Please repeat each entry. Match every word exactly.

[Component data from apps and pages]
"""

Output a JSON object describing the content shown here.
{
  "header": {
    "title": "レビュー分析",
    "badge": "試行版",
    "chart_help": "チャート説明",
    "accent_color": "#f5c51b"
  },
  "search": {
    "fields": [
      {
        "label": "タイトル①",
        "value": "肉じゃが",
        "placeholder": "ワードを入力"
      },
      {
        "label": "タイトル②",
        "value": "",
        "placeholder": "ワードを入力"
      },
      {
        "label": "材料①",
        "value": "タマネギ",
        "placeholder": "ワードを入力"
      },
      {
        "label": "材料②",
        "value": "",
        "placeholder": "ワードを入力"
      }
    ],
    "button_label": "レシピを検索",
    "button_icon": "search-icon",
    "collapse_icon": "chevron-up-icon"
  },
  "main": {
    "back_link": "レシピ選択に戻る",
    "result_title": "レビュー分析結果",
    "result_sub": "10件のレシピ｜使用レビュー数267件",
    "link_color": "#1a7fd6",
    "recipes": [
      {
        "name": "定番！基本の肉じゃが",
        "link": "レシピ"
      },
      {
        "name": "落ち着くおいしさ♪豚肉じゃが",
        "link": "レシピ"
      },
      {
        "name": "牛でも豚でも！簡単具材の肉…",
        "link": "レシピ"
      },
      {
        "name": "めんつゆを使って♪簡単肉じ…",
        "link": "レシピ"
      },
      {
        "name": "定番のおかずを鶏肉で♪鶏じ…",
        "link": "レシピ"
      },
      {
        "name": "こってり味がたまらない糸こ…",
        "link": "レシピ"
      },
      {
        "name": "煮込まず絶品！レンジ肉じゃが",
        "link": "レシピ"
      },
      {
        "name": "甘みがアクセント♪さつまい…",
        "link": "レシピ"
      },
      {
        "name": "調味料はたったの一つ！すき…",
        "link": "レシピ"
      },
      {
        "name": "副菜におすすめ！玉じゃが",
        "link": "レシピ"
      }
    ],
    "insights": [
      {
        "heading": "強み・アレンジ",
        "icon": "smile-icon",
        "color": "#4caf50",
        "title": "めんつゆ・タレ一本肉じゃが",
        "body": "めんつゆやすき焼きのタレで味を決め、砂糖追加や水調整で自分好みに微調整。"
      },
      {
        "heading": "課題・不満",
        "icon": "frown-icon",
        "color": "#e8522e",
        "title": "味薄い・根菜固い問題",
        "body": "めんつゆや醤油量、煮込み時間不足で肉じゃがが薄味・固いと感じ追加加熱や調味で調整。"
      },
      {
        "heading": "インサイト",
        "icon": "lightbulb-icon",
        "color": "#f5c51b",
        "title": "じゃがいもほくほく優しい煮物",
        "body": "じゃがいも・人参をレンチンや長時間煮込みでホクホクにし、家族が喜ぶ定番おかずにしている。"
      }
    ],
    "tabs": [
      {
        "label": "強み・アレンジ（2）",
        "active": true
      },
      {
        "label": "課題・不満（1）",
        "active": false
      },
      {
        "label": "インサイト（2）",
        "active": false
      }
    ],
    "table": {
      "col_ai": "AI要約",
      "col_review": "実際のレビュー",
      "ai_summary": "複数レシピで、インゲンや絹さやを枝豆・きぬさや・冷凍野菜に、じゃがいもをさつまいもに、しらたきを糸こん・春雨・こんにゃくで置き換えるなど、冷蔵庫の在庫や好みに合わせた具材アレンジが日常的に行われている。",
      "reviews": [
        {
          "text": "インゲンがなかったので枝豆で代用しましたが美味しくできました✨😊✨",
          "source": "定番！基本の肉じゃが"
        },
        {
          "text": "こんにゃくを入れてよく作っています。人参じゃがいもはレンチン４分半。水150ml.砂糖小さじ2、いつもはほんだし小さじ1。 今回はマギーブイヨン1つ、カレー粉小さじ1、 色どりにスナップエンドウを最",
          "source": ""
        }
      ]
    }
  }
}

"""

### Output for this task:
Output a JSON object describing the content shown here.
{
  "header": {
    "title": "レビュー分析",
    "badge": "試行版",
    "chart_help": "チャート説明",
    "accent_color": "#f5c51b"
  },
  "search": {
    "fields": [
      {
        "label": "タイトル①",
        "value": "肉じゃが",
        "placeholder": "ワードを入力"
      },
      {
        "label": "タイトル②",
        "value": "",
        "placeholder": "ワードを入力"
      },
      {
        "label": "材料①",
        "value": "タマネギ",
        "placeholder": "ワードを入力"
      },
      {
        "label": "材料②",
        "value": "",
        "placeholder": "ワードを入力"
      }
    ],
    "button_label": "レシピを検索",
    "button_icon": "search-icon",
    "collapse_icon": "chevron-up-icon"
  },
  "main": {
    "back_link": "レシピ選択に戻る",
    "result_title": "レビュー分析結果",
    "result_sub": "10件のレシピ｜使用レビュー数267件",
    "link_color": "#1a7fd6",
    "recipes": [
      {
        "name": "定番！基本の肉じゃが",
        "link": "レシピ"
      },
      {
        "name": "落ち着くおいしさ♪豚肉じゃが",
        "link": "レシピ"
      },
      {
        "name": "牛でも豚でも！簡単具材の肉…",
        "link": "レシピ"
      },
      {
        "name": "めんつゆを使って♪簡単肉じ…",
        "link": "レシピ"
      },
      {
        "name": "定番のおかずを鶏肉で♪鶏じ…",
        "link": "レシピ"
      },
      {
        "name": "こってり味がたまらない糸こ…",
        "link": "レシピ"
      },
      {
        "name": "煮込まず絶品！レンジ肉じゃが",
        "link": "レシピ"
      },
      {
        "name": "甘みがアクセント♪さつまい…",
        "link": "レシピ"
      },
      {
        "name": "調味料はたったの一つ！すき…",
        "link": "レシピ"
      },
      {
        "name": "副菜におすすめ！玉じゃが",
        "link": "レシピ"
      }
    ],
    "insights": [
      {
        "heading": "強み・アレンジ",
        "icon": "smile-icon",
        "color": "#4caf50",
        "title": "めんつゆ・タレ一本肉じゃが",
        "body": "めんつゆやすき焼きのタレで味を決め、砂糖追加や水調整で自分好みに微調整。"
      },
      {
        "heading": "課題・不満",
        "icon": "frown-icon",
        "color": "#e8522e",
        "title": "味薄い・根菜固い問題",
        "body": "めんつゆや醤油量、煮込み時間不足で肉じゃがが薄味・固いと感じ追加加熱や調味で調整。"
      },
      {
        "heading": "インサイト",
        "icon": "lightbulb-icon",
        "color": "#f5c51b",
        "title": "じゃがいもほくほく優しい煮物",
        "body": "じゃがいも・人参をレンチンや長時間煮込みでホクホクにし、家族が喜ぶ定番おかずにしている。"
      }
    ],
    "tabs": [
      {
        "label": "強み・アレンジ（2）",
        "active": true
      },
      {
        "label": "課題・不満（1）",
        "active": false
      },
      {
        "label": "インサイト（2）",
        "active": false
      }
    ],
    "table": {
      "col_ai": "AI要約",
      "col_review": "実際のレビュー",
      "ai_summary": "複数レシピで、インゲンや絹さやを枝豆・きぬさや・冷凍野菜に、じゃがいもをさつまいもに、しらたきを糸こん・春雨・こんにゃくで置き換えるなど、冷蔵庫の在庫や好みに合わせた具材アレンジが日常的に行われている。",
      "reviews": [
        {
          "text": "インゲンがなかったので枝豆で代用しましたが美味しくできました✨😊✨",
          "source": "定番！基本の肉じゃが"
        },
        {
          "text": "こんにゃくを入れてよく作っています。人参じゃがいもはレンチン４分半。水150ml.砂糖小さじ2、いつもはほんだし小さじ1。 今回はマギーブイヨン1つ、カレー粉小さじ1、 色どりにスナップエンドウを最",
          "source": ""
        }
      ]
    }
  }
}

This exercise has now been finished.